▸ Task to carry out:
Pull each line holding "more" out of the entries below.

▸ Given records:

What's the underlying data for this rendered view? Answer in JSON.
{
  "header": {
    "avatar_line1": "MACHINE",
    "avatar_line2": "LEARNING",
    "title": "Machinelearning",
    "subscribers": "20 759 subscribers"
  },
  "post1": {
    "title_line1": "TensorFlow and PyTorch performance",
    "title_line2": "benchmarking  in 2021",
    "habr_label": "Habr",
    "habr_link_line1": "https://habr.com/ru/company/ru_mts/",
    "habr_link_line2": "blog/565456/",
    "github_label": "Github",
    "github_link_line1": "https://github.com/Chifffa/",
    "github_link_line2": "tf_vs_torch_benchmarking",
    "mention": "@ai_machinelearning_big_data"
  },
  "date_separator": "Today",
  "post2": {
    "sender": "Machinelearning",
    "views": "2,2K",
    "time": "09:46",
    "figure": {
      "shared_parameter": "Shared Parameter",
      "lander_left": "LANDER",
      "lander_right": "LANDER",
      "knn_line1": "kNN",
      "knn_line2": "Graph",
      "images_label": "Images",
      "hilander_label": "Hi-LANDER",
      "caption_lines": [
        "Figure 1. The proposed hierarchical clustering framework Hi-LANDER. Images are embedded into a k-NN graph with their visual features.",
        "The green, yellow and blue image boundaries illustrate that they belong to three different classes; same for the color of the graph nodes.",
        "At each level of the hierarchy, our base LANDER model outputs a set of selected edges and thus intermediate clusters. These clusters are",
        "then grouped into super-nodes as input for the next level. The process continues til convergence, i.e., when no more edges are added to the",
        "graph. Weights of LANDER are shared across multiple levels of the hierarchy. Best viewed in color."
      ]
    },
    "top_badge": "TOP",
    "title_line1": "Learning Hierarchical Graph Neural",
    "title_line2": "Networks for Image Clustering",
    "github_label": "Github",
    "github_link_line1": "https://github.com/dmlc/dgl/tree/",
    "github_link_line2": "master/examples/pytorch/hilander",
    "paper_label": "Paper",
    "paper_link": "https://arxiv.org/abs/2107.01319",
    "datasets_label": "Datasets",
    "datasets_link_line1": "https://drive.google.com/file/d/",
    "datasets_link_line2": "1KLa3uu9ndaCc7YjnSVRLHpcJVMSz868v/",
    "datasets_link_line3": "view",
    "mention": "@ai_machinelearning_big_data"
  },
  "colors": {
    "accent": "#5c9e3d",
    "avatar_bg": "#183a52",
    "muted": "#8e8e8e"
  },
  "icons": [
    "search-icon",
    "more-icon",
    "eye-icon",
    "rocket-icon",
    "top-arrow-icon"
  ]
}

▸ Task solution:
        "then grouped into super-nodes as input for the next level. The process continues til convergence, i.e., when no more edges are added to the",
    "more-icon",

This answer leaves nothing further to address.